U.S. Forest Service Seeks Comments on Proposal for Noncommercial Forest Products for Traditional and Cultural Purposes
July 31, 2014
WASHINGTON,.—The U.S. Forest Service today announced and is seeking comment on a proposed rule that would provide forest products
to federally-recognized Indian Tribes.
“The Forest Service works diligently to respect our government-to-government relationship with Indian Tribes,” said U.S.
Forest Service Chief Tom Tidwell. “American Indians and Alaska Natives have been connected to these lands for thousands
of years, and we want to facilitate continued access to these resources.”
Many forest products are used by Indian tribes in the practice of their cultural and religious beliefs and heritage. For
example, ginseng and Devil's club are used by some Tribes for medicinal purposes. The proposal would clarify the process
Indian tribes must use to request trees, portions of trees or forest products for noncommercial traditional and cultural
This rule would implement section 8105 of the 2008 Farm Bill, which gives the Secretary of Agriculture discretionary
authority to provide, free of charge, any trees, portions of trees, or forest products from National Forest System lands
to federally recognized Indian tribes for noncommercial traditional and cultural purposes. The proposed rule will be
published in the Federal Register on July 31, 2014, with a 60-day public comment period.
The mission of the Forest Service, part of the U.S. Department of Agriculture, is to sustain the health, diversity, and
productivity of the Nation's forests and grasslands to meet the needs of present and future generations. The agency
manages 193 million acres of public land, provides assistance to state and private landowners, and maintains the largest
forestry research organization in the world. Public lands the Forest Service manages contribute more than $13 billion to
the economy each year through visitor spending alone. Those same lands provide 20 percent of the Nation's clean water
supply, a value estimated at $7.2 billion per year. The agency has either a direct or indirect role in stewardship of
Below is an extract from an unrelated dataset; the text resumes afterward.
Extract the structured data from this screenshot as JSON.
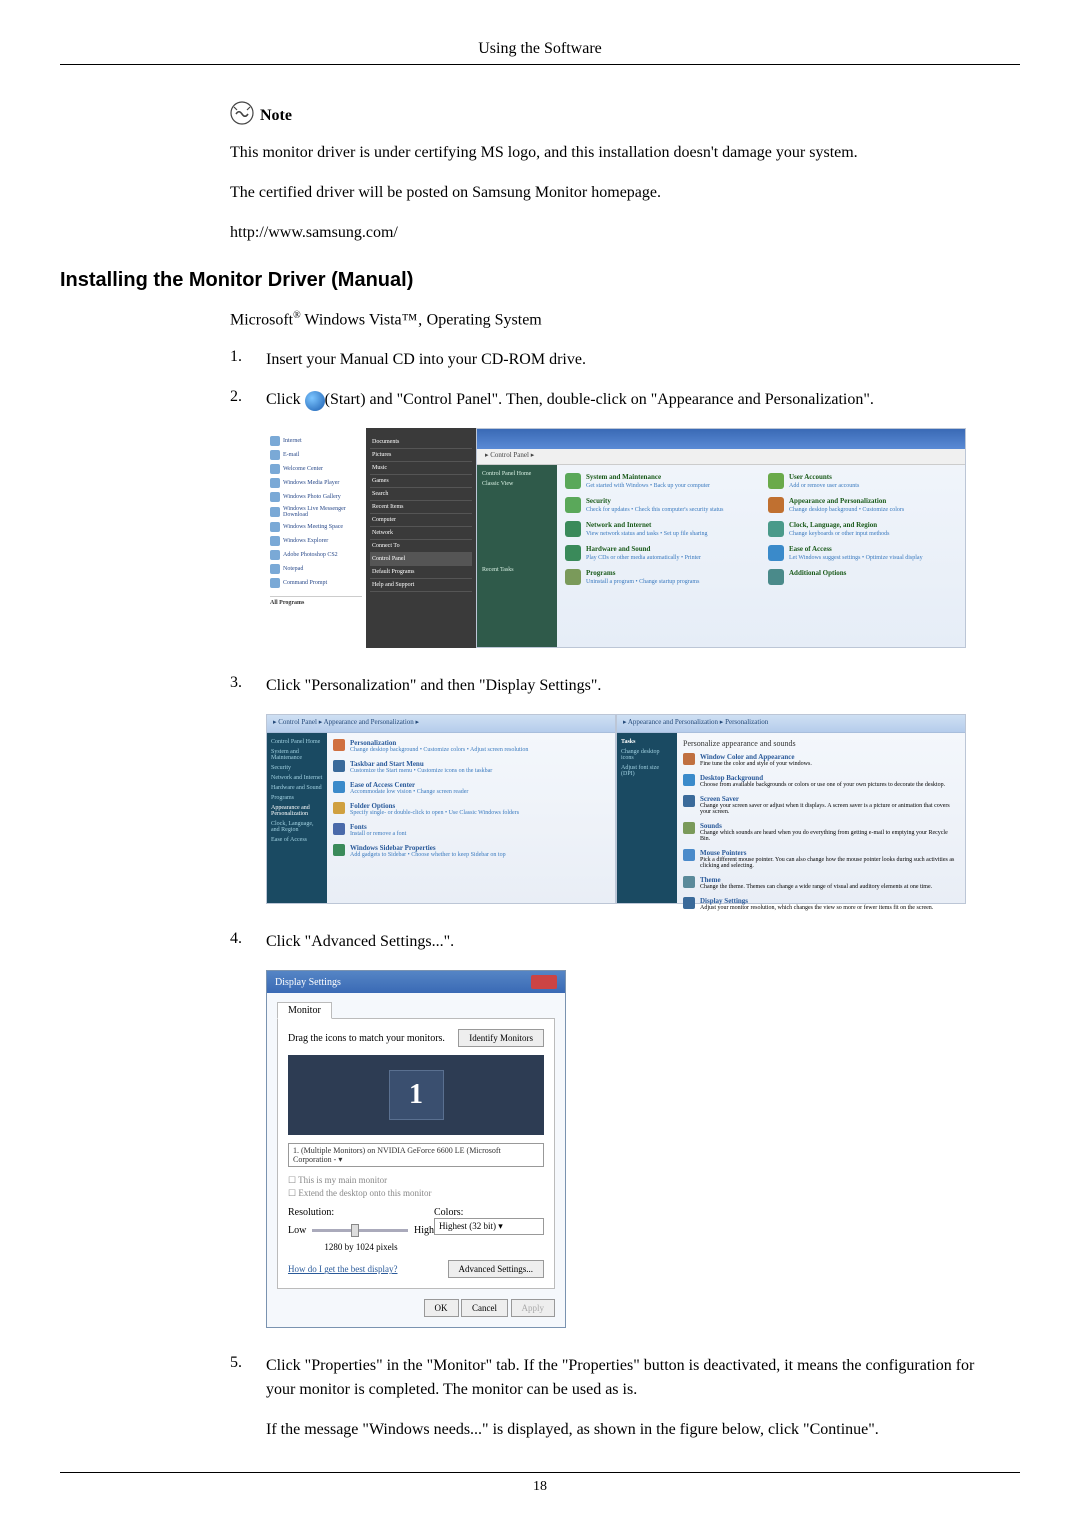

about 80 percent of the 850 million forested acres within the U.S., of which 100 million acres are urban forests where
most Americans live.